The show begins in 1980 and journeys back in time rather than forward. The show opens with Franklin Shepard who has become a successful film producer and songwriter, earning lots of money and living the Hollywood lifestyle. We travel back to 1976 to LA as Frank celebrates after the premiere of his latest blockbuster. His fair weather friends are there to celebrate with him, but his long term friend Mary Flynn is disgusted at Frank’s new lifestyle and what he has allowed himself to fall into. She attacks Frank for giving up on writing ‘real’ music, instead selling out for commercial gain. Frank admits he knows what he has done but wants to get better and better. Mary’s words begin to affect him and he realises that he has focused his life on being a success, and everything he once loved has now gone. He decides to leave his wife Gussie, who later attacks Meg who Frank has been having an affair with. Gussie was a performer in one of Frank’s earlier shows and she is disgusted with his behaviour.
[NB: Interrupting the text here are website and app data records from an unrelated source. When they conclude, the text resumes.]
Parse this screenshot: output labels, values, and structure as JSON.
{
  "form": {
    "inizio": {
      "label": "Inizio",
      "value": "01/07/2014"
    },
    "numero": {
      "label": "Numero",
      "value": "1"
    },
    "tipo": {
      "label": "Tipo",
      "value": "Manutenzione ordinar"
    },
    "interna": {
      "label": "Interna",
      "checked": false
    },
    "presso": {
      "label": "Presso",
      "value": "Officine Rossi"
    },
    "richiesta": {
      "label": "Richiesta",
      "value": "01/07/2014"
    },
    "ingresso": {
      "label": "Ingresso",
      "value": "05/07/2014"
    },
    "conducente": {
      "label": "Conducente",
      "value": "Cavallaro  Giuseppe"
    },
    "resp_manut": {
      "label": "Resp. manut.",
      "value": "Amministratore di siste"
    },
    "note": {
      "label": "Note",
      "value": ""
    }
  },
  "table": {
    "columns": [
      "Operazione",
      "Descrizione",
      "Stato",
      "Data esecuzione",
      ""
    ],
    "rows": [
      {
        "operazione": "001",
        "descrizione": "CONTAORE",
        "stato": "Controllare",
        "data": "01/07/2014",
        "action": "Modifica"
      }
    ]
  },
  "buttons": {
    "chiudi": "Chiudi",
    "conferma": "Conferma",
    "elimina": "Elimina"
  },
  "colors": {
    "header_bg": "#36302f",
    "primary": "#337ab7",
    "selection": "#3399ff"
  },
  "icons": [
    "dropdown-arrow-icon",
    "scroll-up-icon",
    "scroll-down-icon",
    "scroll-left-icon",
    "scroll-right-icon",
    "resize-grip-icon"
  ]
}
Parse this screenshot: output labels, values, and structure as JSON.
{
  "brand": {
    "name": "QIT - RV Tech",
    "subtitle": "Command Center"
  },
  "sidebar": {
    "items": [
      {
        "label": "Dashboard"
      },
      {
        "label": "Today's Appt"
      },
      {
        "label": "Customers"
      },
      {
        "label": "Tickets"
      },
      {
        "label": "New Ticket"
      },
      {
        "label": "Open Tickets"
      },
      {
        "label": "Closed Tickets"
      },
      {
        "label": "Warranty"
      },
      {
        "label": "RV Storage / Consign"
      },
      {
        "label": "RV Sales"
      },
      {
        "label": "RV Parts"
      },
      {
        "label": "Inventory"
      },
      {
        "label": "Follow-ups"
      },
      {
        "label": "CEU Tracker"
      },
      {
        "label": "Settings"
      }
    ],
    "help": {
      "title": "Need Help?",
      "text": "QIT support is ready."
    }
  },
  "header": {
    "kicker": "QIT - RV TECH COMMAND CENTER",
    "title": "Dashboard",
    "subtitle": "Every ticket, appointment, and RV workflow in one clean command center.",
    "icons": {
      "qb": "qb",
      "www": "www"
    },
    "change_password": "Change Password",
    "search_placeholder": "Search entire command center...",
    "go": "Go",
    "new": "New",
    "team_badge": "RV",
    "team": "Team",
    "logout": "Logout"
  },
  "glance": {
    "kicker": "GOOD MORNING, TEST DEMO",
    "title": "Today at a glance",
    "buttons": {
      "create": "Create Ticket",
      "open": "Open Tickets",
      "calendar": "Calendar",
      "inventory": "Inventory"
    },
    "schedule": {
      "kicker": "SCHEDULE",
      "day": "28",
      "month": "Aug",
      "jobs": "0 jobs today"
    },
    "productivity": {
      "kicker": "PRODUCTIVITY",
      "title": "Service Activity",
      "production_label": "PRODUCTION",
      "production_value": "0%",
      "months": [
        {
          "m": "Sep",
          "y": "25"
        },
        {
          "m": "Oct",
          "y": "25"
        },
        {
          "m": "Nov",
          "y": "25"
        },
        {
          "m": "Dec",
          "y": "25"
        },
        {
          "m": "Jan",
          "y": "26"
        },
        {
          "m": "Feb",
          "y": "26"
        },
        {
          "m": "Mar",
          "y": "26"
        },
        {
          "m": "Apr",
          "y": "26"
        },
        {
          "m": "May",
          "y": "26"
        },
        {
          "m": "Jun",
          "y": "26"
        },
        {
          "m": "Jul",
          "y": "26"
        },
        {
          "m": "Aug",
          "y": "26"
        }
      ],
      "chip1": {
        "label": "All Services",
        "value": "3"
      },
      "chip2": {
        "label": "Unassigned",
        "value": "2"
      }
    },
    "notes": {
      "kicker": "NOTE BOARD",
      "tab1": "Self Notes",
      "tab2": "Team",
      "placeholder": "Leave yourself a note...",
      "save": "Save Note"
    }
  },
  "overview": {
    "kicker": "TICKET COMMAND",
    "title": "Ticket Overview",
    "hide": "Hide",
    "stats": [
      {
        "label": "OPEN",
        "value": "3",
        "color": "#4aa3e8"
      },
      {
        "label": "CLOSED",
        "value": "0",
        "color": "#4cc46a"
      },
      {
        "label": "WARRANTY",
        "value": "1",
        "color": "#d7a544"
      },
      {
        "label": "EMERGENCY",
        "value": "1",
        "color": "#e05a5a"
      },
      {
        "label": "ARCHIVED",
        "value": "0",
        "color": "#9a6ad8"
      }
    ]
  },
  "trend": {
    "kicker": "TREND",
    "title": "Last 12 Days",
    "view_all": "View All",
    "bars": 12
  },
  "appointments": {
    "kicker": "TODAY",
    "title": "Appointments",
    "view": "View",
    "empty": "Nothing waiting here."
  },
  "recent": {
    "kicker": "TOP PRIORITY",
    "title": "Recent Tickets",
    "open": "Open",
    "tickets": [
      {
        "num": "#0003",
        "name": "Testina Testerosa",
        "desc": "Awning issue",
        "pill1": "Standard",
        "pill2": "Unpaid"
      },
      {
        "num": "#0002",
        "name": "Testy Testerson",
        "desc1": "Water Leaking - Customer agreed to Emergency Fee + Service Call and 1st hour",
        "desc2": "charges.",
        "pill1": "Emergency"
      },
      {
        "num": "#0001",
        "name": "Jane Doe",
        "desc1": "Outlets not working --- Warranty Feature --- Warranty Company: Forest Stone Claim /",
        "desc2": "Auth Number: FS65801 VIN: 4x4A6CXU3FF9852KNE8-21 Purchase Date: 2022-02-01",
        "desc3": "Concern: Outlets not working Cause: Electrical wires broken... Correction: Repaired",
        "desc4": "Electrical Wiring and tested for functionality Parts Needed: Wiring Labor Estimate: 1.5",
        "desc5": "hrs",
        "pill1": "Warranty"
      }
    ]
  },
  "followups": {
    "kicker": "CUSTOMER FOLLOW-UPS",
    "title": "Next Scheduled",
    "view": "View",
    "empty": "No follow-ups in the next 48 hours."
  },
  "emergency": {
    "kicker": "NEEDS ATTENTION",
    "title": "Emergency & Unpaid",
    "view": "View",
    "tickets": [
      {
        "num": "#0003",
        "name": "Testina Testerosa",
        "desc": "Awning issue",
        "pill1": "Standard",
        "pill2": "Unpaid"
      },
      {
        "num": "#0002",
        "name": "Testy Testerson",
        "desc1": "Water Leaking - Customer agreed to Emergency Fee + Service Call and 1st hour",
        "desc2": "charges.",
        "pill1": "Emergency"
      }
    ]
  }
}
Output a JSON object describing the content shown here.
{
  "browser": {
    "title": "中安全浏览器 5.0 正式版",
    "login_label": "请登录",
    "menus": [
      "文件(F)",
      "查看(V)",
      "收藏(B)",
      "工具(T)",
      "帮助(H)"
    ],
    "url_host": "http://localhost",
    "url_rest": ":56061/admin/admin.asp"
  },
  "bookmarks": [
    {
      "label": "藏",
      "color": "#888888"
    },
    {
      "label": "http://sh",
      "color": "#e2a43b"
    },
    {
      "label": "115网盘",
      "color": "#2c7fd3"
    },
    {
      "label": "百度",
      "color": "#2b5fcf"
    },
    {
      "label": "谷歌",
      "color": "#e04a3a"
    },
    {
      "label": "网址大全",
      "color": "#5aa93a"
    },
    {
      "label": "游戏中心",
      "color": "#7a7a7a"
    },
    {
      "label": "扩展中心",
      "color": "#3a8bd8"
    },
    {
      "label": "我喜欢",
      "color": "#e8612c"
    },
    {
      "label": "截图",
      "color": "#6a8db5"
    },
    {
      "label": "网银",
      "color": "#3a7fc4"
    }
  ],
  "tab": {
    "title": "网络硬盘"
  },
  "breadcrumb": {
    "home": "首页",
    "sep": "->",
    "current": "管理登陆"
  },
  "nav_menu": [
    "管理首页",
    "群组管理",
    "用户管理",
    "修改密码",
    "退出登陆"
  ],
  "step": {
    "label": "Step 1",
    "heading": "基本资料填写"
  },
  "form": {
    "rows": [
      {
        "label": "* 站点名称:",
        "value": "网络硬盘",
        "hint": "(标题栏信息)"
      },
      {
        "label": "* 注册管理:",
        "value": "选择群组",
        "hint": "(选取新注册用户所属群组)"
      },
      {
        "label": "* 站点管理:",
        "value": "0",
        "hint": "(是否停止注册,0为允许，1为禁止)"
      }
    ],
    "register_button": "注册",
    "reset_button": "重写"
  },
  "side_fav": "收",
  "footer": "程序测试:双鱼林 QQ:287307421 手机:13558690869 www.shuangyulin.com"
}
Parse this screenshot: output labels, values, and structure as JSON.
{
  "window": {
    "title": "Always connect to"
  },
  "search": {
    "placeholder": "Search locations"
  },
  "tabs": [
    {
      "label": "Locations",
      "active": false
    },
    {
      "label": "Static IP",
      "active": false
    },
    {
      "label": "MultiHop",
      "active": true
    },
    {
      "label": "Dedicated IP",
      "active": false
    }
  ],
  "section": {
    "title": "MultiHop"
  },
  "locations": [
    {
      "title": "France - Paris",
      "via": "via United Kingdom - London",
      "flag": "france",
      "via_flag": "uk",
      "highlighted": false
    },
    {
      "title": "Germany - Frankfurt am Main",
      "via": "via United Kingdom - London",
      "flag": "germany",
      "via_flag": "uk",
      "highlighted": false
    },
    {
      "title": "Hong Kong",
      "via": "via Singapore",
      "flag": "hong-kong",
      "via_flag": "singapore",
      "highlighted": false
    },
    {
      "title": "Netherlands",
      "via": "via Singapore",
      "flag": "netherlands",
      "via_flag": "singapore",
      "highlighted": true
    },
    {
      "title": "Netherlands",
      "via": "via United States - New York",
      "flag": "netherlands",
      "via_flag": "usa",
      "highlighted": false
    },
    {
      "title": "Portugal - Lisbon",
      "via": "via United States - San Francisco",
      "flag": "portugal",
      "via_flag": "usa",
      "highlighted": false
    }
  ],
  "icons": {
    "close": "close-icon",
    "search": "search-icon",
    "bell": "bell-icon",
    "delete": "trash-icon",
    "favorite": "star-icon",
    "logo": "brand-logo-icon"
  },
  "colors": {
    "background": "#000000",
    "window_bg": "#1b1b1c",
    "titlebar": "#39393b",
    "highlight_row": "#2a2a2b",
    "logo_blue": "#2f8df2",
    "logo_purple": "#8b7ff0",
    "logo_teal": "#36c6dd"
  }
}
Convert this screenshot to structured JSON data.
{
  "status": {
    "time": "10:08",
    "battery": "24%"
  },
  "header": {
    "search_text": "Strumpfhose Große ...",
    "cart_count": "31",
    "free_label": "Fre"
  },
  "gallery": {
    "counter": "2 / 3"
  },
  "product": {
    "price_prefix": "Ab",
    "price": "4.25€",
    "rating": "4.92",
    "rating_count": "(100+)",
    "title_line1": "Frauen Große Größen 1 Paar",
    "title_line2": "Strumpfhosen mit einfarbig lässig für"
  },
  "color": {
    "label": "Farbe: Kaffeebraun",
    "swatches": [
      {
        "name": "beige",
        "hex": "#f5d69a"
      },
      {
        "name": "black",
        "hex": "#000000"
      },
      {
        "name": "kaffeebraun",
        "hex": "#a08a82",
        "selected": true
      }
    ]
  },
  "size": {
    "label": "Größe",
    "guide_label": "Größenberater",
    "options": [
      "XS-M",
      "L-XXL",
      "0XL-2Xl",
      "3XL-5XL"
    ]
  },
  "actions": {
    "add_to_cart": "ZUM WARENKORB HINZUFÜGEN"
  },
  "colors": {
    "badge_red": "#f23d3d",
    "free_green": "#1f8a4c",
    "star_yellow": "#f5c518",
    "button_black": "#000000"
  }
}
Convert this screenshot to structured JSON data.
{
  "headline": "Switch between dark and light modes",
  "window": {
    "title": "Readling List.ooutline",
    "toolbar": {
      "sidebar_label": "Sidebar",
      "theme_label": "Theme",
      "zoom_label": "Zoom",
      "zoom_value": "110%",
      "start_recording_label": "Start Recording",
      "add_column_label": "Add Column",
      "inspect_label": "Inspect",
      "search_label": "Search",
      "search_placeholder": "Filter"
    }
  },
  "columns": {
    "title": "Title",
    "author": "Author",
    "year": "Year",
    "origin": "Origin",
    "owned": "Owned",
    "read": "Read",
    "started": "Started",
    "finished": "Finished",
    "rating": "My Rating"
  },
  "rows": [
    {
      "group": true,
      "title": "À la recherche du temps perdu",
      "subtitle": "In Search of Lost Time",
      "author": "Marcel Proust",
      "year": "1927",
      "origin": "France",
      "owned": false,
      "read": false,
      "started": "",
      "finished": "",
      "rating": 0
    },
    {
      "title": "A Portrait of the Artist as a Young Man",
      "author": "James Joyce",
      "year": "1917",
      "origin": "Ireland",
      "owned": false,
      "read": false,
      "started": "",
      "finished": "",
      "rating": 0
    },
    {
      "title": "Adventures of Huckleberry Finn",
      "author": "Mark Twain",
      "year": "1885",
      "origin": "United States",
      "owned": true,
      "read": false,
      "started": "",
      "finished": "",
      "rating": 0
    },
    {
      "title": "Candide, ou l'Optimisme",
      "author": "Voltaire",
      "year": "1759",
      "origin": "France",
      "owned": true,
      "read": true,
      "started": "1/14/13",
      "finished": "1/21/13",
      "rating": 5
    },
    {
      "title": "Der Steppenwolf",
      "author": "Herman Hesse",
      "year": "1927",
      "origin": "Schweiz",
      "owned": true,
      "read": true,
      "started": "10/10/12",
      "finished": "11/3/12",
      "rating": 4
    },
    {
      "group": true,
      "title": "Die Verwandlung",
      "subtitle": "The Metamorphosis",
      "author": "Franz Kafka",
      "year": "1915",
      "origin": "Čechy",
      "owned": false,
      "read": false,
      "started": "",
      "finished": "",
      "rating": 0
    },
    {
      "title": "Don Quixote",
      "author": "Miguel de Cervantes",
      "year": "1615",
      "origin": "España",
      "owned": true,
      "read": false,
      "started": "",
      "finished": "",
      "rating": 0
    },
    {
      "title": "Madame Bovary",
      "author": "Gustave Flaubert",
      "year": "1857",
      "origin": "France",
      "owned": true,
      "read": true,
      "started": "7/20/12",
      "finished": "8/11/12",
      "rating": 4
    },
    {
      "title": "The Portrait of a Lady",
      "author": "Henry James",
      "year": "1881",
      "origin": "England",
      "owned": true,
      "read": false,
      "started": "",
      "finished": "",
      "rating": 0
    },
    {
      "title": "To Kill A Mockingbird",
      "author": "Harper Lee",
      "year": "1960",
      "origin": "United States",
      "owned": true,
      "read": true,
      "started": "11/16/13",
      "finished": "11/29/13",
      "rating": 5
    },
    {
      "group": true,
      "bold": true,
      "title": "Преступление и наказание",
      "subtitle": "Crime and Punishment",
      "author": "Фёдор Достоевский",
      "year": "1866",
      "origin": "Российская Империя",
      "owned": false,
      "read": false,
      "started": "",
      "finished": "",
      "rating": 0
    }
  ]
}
The years roll back to 1973 where Frank and his best friend Charley are being interviewed for TV regarding their new work. Mary comes along to support her friends, although Charley admits to her that Frank has very little time for him any more and the two reminisce about what their college friendship was like. As the TV interview begins, Charley launches into an attack on Frank, saying he has transformed himself into ‘Franklin Shepherd Inc.’ Frank storms out saying their friendship is over.

Back to Frank’s apartment in 1968 and the gang are arguing over Frank’s decision to do a film version of one of their musicals. Charley is against the project artistically, but Frank is attracted by the fame and money. Mary tries to keep the peace before Joe and Gussie arrive, with whom Frank has been having an affair.

In 1966 Beth is divorcing Frank and they argue about custardy of their son. Beth tells him she knows about him cheating on her with Gussie and says she has to leave him. Mary and Charley convince him that he will be okay and can start afresh.

Act II

It is the opening night of one of Frank and Charley’s shows and Gussie has realised that Frank likes her. She is the star of the musical, and Joe, Mary and Beth are excited that the show has been such a hit. We go backwards the 1962 to see how the idea for the show came about, as Gussie throws a party in her husband Joe’s apartment to persuade him to producer Frank’s show. The trio perform one of the song’s to the crowd, and tensions between Charlie and Frank begin to bubble.

In 1960 we see Charley, Frank and Beth beginning their lives post-college in a small nightclub, trying to make a name for themselves. As they perfom, they are noticed by producer Joe and his wife Gussie who takes an instant liking to Frank. We see the group a year before in 1959 trying to write songs and make it big. They are told to write more memorable songs so they decide to create a cabaret, and meet Beth.

The show ends in 1957 with Charley, Frank and Mary on the roof of an apartment building watching the satellite Sputnik as it passes the city. They see it as a symbol that anything is possible.


Act I

  • Overture
  • Merrily We Roll Along
  • That Frank
  • Transition 1
  • Old Friends-Like It Was
  • Franklin Shepard, Inc.
  • Transition 2
  • Old Friends
  • Growing Up I
  • Growing Up II
  • Transition 3
  • Not A Day Goes By I
  • Now You Know
Act II
  • Entr’acte
  • Opening Act II
  • It’s A Hit
  • Transition 4
  • The Blob I
  • The Blob II
  • Growing Up (Act Two)
  • The Blob III
  • Good Thing Going
  • The Blob IV
  • Transition 5
  • Bobby and Jackie and Jack
  • Not A Day Goes By (Act II)
  • Transition 6
  • Opening Doors
  • Transition 7
  • Our Time I
  • Our Time II
  • Our Time III
  • Bows
  • Exit Music

UK: Josef Weinberger

USA: Musical Theatre International